MEXICO CITY – The most ambitious cultural project undertaken to date by Carlos Slim, the richest man in the world according to Forbes magazine, is nearing completion, and in a few months will exhibit in an innovative museum “the best” of his private art collection, made up of some 66,000 works, chiefly from Latin America and Europe.
Construction of the new Soumaya Museum, designed by his son-in-law, the Mexican architect Fernando Romero, started on Mexico City’s west side in 2008, and its inauguration is slated for this coming April, its future curator Alfonso Miranda said on Friday.
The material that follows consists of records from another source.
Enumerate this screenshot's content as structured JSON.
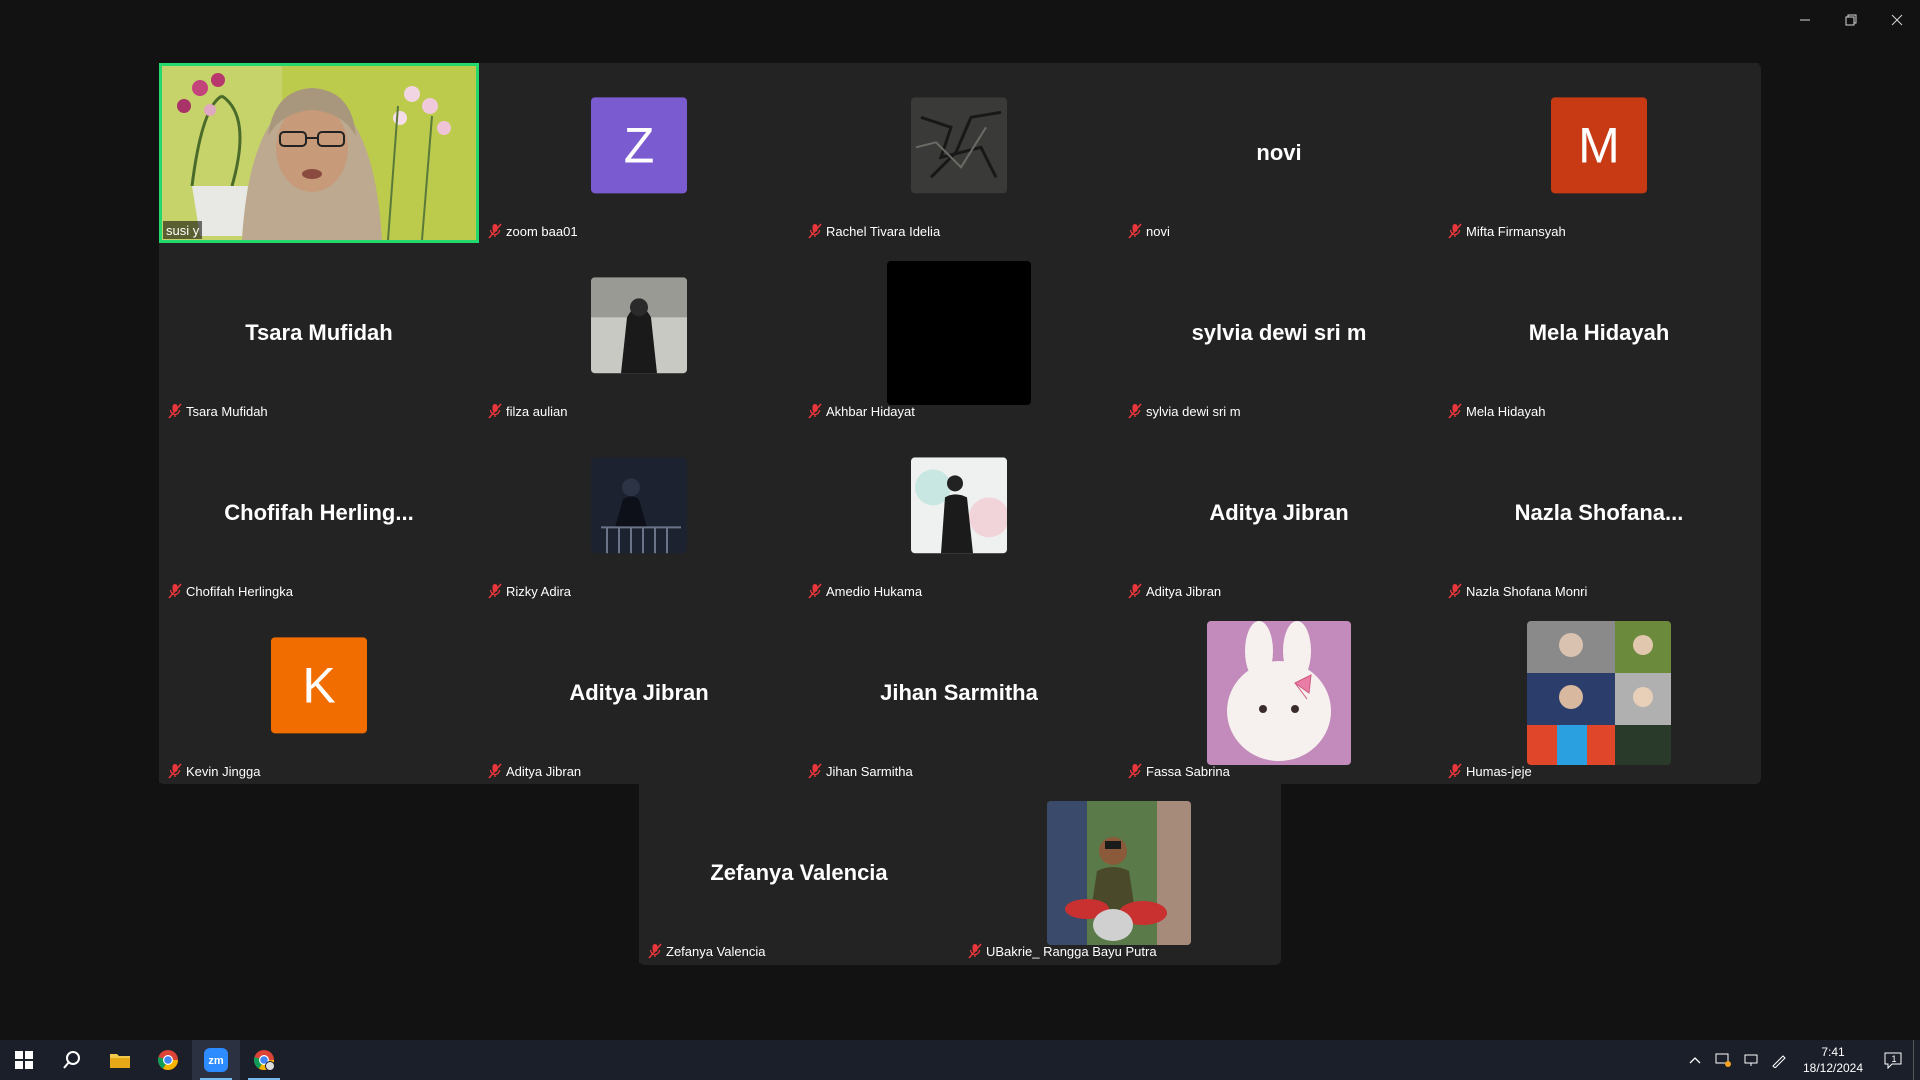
{
  "window": {
    "minimize_glyph": "—",
    "restore_glyph": "❐",
    "close_glyph": "✕"
  },
  "participants": [
    {
      "name": "susi y",
      "type": "video",
      "active": true
    },
    {
      "name": "zoom baa01",
      "type": "letter",
      "letter": "Z",
      "color": "#7b5bd0"
    },
    {
      "name": "Rachel Tivara Idelia",
      "type": "photo",
      "photo": "dark-texture"
    },
    {
      "name": "novi",
      "type": "name",
      "display": "novi"
    },
    {
      "name": "Mifta Firmansyah",
      "type": "letter",
      "letter": "M",
      "color": "#c73a14"
    },
    {
      "name": "Tsara Mufidah",
      "type": "name",
      "display": "Tsara Mufidah"
    },
    {
      "name": "filza aulian",
      "type": "photo",
      "photo": "hijab-person"
    },
    {
      "name": "Akhbar Hidayat",
      "type": "photo",
      "photo": "black"
    },
    {
      "name": "sylvia dewi sri m",
      "type": "name",
      "display": "sylvia dewi sri m"
    },
    {
      "name": "Mela Hidayah",
      "type": "name",
      "display": "Mela Hidayah"
    },
    {
      "name": "Chofifah Herlingka",
      "type": "name",
      "display": "Chofifah  Herling..."
    },
    {
      "name": "Rizky Adira",
      "type": "photo",
      "photo": "night-person"
    },
    {
      "name": "Amedio Hukama",
      "type": "photo",
      "photo": "light-person"
    },
    {
      "name": "Aditya Jibran",
      "type": "name",
      "display": "Aditya Jibran"
    },
    {
      "name": "Nazla Shofana Monri",
      "type": "name",
      "display": "Nazla  Shofana..."
    },
    {
      "name": "Kevin Jingga",
      "type": "letter",
      "letter": "K",
      "color": "#f26d00"
    },
    {
      "name": "Aditya Jibran",
      "type": "name",
      "display": "Aditya Jibran"
    },
    {
      "name": "Jihan Sarmitha",
      "type": "name",
      "display": "Jihan Sarmitha"
    },
    {
      "name": "Fassa Sabrina",
      "type": "photo",
      "photo": "bunny"
    },
    {
      "name": "Humas-jeje",
      "type": "photo",
      "photo": "collage"
    },
    {
      "name": "Zefanya Valencia",
      "type": "name",
      "display": "Zefanya Valencia"
    },
    {
      "name": "UBakrie_ Rangga Bayu Putra",
      "type": "photo",
      "photo": "drummer"
    }
  ],
  "taskbar": {
    "apps": [
      "start-icon",
      "search-icon",
      "file-explorer-icon",
      "chrome-icon",
      "zoom-icon",
      "chrome-profile-icon"
    ],
    "clock_time": "7:41",
    "clock_date": "18/12/2024",
    "notification_count": "1"
  }
}
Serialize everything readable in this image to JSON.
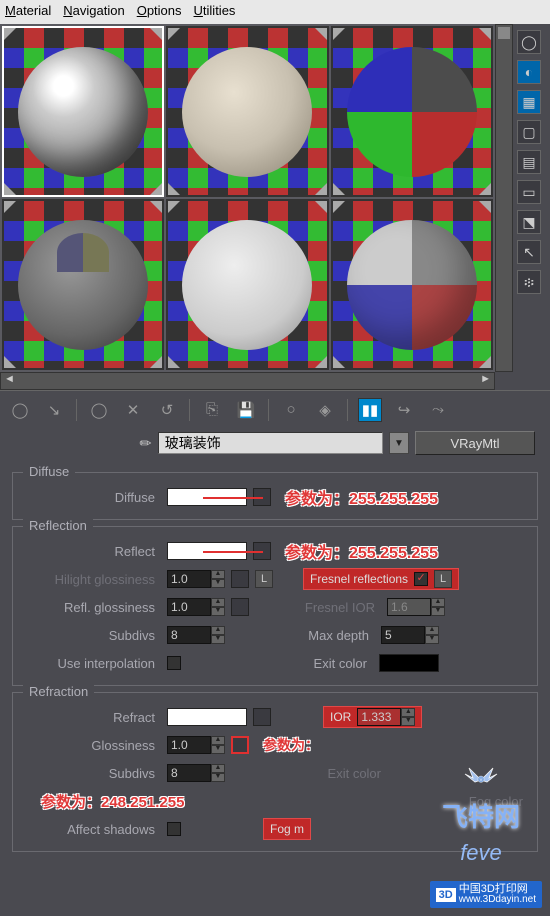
{
  "menu": {
    "material": "Material",
    "navigation": "Navigation",
    "options": "Options",
    "utilities": "Utilities"
  },
  "material": {
    "name": "玻璃装饰",
    "type": "VRayMtl"
  },
  "diffuse": {
    "group": "Diffuse",
    "label": "Diffuse",
    "swatch": "#ffffff",
    "callout": "参数为：255.255.255"
  },
  "reflection": {
    "group": "Reflection",
    "reflect_label": "Reflect",
    "reflect_swatch": "#ffffff",
    "reflect_callout": "参数为：255.255.255",
    "hilight_label": "Hilight glossiness",
    "hilight_val": "1.0",
    "lbtn": "L",
    "fresnel_label": "Fresnel reflections",
    "refl_gloss_label": "Refl. glossiness",
    "refl_gloss_val": "1.0",
    "fresnel_ior_label": "Fresnel IOR",
    "fresnel_ior_val": "1.6",
    "subdivs_label": "Subdivs",
    "subdivs_val": "8",
    "maxdepth_label": "Max depth",
    "maxdepth_val": "5",
    "useinterp_label": "Use interpolation",
    "exitcolor_label": "Exit color",
    "exitcolor_swatch": "#000000"
  },
  "refraction": {
    "group": "Refraction",
    "refract_label": "Refract",
    "refract_swatch": "#ffffff",
    "ior_label": "IOR",
    "ior_val": "1.333",
    "gloss_label": "Glossiness",
    "gloss_val": "1.0",
    "gloss_callout": "参数为：",
    "subdivs_label": "Subdivs",
    "subdivs_val": "8",
    "exitcolor_label": "Exit color",
    "fog_label": "Fog color",
    "affect_label": "Affect shadows",
    "fogm_label": "Fog m",
    "refract_callout": "参数为：248.251.255"
  },
  "watermark": {
    "brand": "飞特网",
    "sub": "feve",
    "badge": "中国3D打印网",
    "url": "www.3Ddayin.net",
    "cube": "3D"
  }
}
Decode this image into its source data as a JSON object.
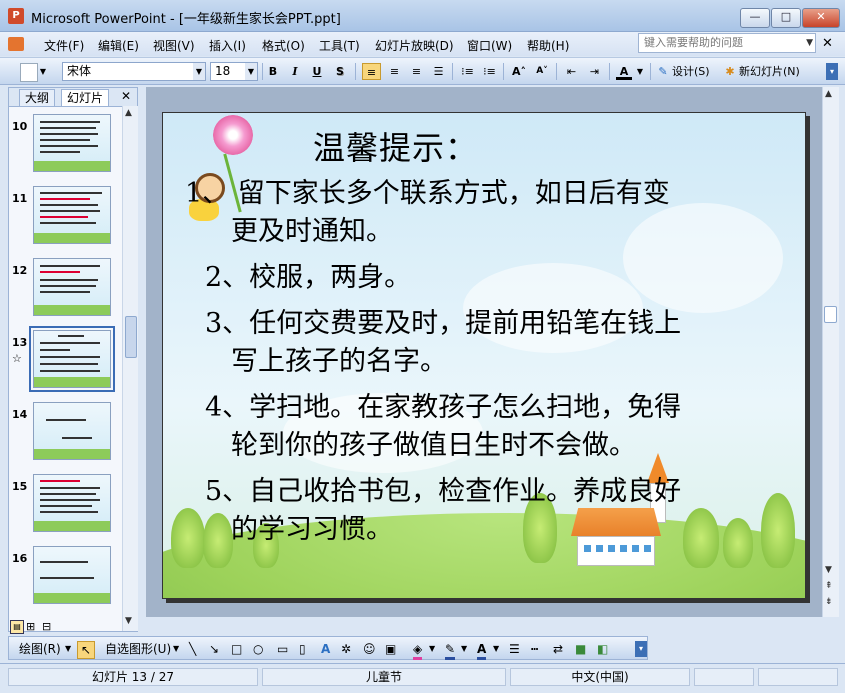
{
  "window": {
    "title": "Microsoft PowerPoint - [一年级新生家长会PPT.ppt]",
    "app_icon": "P",
    "controls": {
      "minimize": "—",
      "maximize": "□",
      "close": "✕"
    }
  },
  "menubar": {
    "items": [
      "文件(F)",
      "编辑(E)",
      "视图(V)",
      "插入(I)",
      "格式(O)",
      "工具(T)",
      "幻灯片放映(D)",
      "窗口(W)",
      "帮助(H)"
    ],
    "help_placeholder": "键入需要帮助的问题",
    "doc_close": "✕"
  },
  "toolbar": {
    "font_name": "宋体",
    "font_size": "18",
    "bold": "B",
    "italic": "I",
    "underline": "U",
    "shadow": "S",
    "font_color": "A",
    "design_label": "设计(S)",
    "new_slide_label": "新幻灯片(N)"
  },
  "left_pane": {
    "tabs": [
      "大纲",
      "幻灯片"
    ],
    "close": "✕",
    "slides": [
      {
        "num": "10"
      },
      {
        "num": "11"
      },
      {
        "num": "12"
      },
      {
        "num": "13",
        "selected": true
      },
      {
        "num": "14"
      },
      {
        "num": "15"
      },
      {
        "num": "16"
      }
    ],
    "star": "☆"
  },
  "slide": {
    "title": "温馨提示：",
    "lines": [
      "1、 留下家长多个联系方式，如日后有变",
      "更及时通知。",
      "2、校服，两身。",
      "3、任何交费要及时，提前用铅笔在钱上",
      "写上孩子的名字。",
      "4、学扫地。在家教孩子怎么扫地，免得",
      "轮到你的孩子做值日生时不会做。",
      "5、自己收拾书包，检查作业。养成良好",
      "的学习习惯。"
    ]
  },
  "drawbar": {
    "draw_label": "绘图(R)",
    "autoshape_label": "自选图形(U)"
  },
  "statusbar": {
    "slide_info": "幻灯片 13 / 27",
    "design": "儿童节",
    "language": "中文(中国)"
  }
}
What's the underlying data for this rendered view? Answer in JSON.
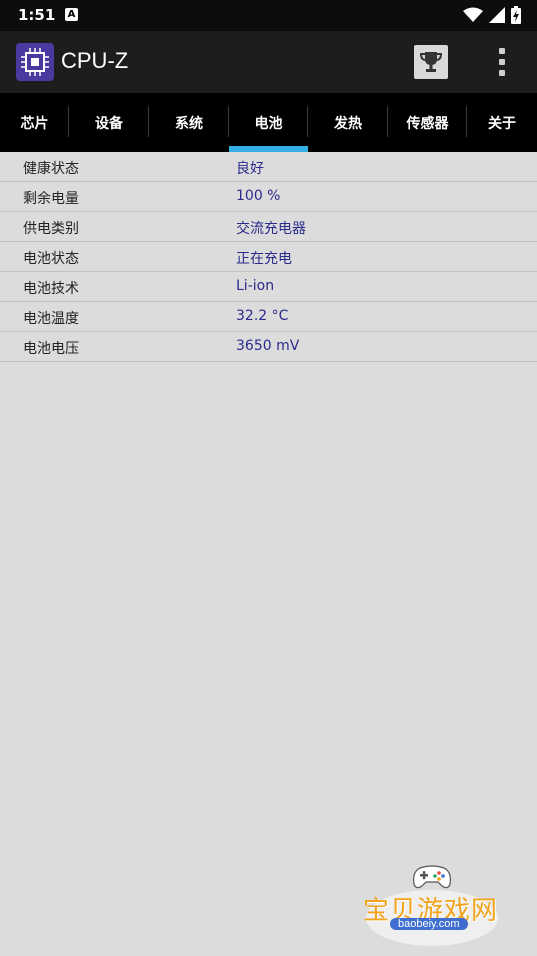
{
  "status": {
    "time": "1:51",
    "notif": "A"
  },
  "app": {
    "title": "CPU-Z"
  },
  "tabs": [
    {
      "label": "芯片"
    },
    {
      "label": "设备"
    },
    {
      "label": "系统"
    },
    {
      "label": "电池"
    },
    {
      "label": "发热"
    },
    {
      "label": "传感器"
    },
    {
      "label": "关于"
    }
  ],
  "battery": [
    {
      "label": "健康状态",
      "value": "良好"
    },
    {
      "label": "剩余电量",
      "value": "100 %"
    },
    {
      "label": "供电类别",
      "value": "交流充电器"
    },
    {
      "label": "电池状态",
      "value": "正在充电"
    },
    {
      "label": "电池技术",
      "value": "Li-ion"
    },
    {
      "label": "电池温度",
      "value": "32.2 °C"
    },
    {
      "label": "电池电压",
      "value": "3650 mV"
    }
  ],
  "watermark": {
    "brand": "宝贝游戏网",
    "site": "baobeiy.com"
  },
  "colors": {
    "accent": "#35b0e6",
    "value_text": "#2b2b8c",
    "logo": "#4a3aa0"
  },
  "icons": [
    "signal-icon",
    "wifi-icon",
    "battery-charging-icon",
    "trophy-icon",
    "more-vert-icon",
    "cpu-chip-icon"
  ]
}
The imposing edifice, with its soaring curvilinear structure and a facade covered with 16,000 hexagonal mirrors of varying sizes, will boast an exhibition space of 6,000 square meters (64,000 square feet) distributed on six floors.
Notable among the masterpieces chosen for display are works by Picasso, Rodin, Dali and the Mexicans Diego Rivera, Clemente Orozco and Rufino Tamayo.
Also on show will be works by European masters including El Greco, Rubens and Tintoretto, painters of the Spanish colonial baroque school such as Jose Juarez and Miguel Herrera, and 19th century Mexican landscapists.
Amassed for the public to see will be an unprecedented collection of 2,000 gold coins of the Viceroyalty of New Spain and 1,000 of silver from the Second Mexican Empire, which will constitute the largest treasure of coins of the 18th and 19th centuries ever put on display.
Other works never before shown to the public will be a series of vessels from Mesoamerica, created by cultures in the western areas of the Mexican states of Nayarit, Jalisco, Colima and Guanajuato.
The museum will also have an auditorium with capacity for 350 spectators, a library, cafeteria and 2,500 square meters (27,000 square feet) of storage.
“We’re really excited...these have been five years of great satisfaction and artistic, architectural and engineering challenges that we’re ready to share with the public,” Alfonso Miranda, for whom the museum will bring together “the best” of the 16 collections possessed by the Carlos Slim Foundation, said.
The new Soumaya Museum arose from the need to enlarge the gallery currently existing south of Mexico City, which will remain open with other artistic displays.